Learn the tool by using it. The "no-frills" simplicity of the maps is intentional. Students spend little time on learning to use them and quickly turn their attention to the complexities of the problem they are exploring. Teachers find that a short five-to-ten minute demonstration of creating factors and defining relationships followed by hands-on time building a sample map is sufficient preparation for first-time users. Students' natural trial-and-error tendencies will give them further confidence with the features of the tool.
Use the tool in groups—pairs are ideal. On the road to "making thinking visible," the tool makes thinking discussible. Because map building naturally elicits debate and discussion about what's on students' minds, the maps are, most importantly, for groups. Teachers find that pairs of students work best, with regular rotations between one at the keyboard and one keeping track of the entries.
Teachers also offer one important ground rule—both members of the team must 'own' the factors and relationships defined in the map. That is, each team member must be able to support the presence of a factor or relationship with evidence or reasoning. On occasion students will disagree about adding factors, reporting that a partner "won't let me add my factors!" Encourage them to first find factors that they can agree on, then to look for and discuss the evidence for those that they don't.

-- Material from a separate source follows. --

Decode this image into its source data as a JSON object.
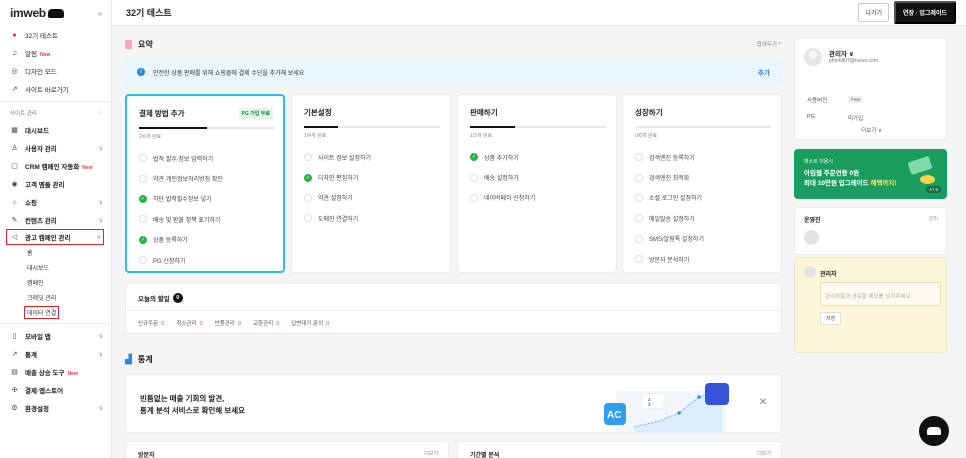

Not all work and discussion occurs at the computer. The mapping tool supports investigation that occurs in cycles of evidence gathering, map building, and reflecting. After building an initial map that taps students' prior or entry knowledge, students experiment or research to gather more data and evidence, and then return to revise and adjust their maps. Teachers report that journal reflections are essential to focus and refine work. Student pairs can end a map-revision session (developing new factors and relationships), print the revised map, and leave the computer to discuss and write a conclusion or summary for the day's work on a problem. Students also need time away from the computers to plan and carry out the next cycle of data gathering.
The teacher's task involves cycles of listening, questioning, and refocusing student work. This is a tool for reasoning based on measurable or observable evidence. A teacher's main job during map building sessions is to lead students to reconsider their thinking—each time refocusing their attention on the relationships among factors or weighing the evidence they have for a factor.
The teacher's dialogue with an investigation team includes such questions as:
The teacher prompts them again and again—for credibility of their evidence, or their reasoning in a relationship:
Guide students in distilling essential information in their maps. As investigations proceed and maps evolve, many students begin to collapse and categorize factors on their own. Other students need prompting to consider extraneous factors and conflicting relationships (for example, arrows going both ways). Some students maintain a "bone yard" of unused factors off to the side of their maps. It's valuable to discuss these irrelevant factors and confusing relationships with the map builders, encouraging them to distill the essential information to evidence-based relationships among factors.
Recognize when maps are done. Naturally, the complexity of student maps will vary widely—some students reach a finish point quickly on their own while others are never done, as if the goal is quantity of factors and a messy spiderweb of relationships. You will find that the lingering map builders begin to recycle old ideas—for example, adding 'new' factors that are new in name only (adding "boulders" or "pebbles" when "rocks" is already a factor). Remind them that simple maps can get the job done.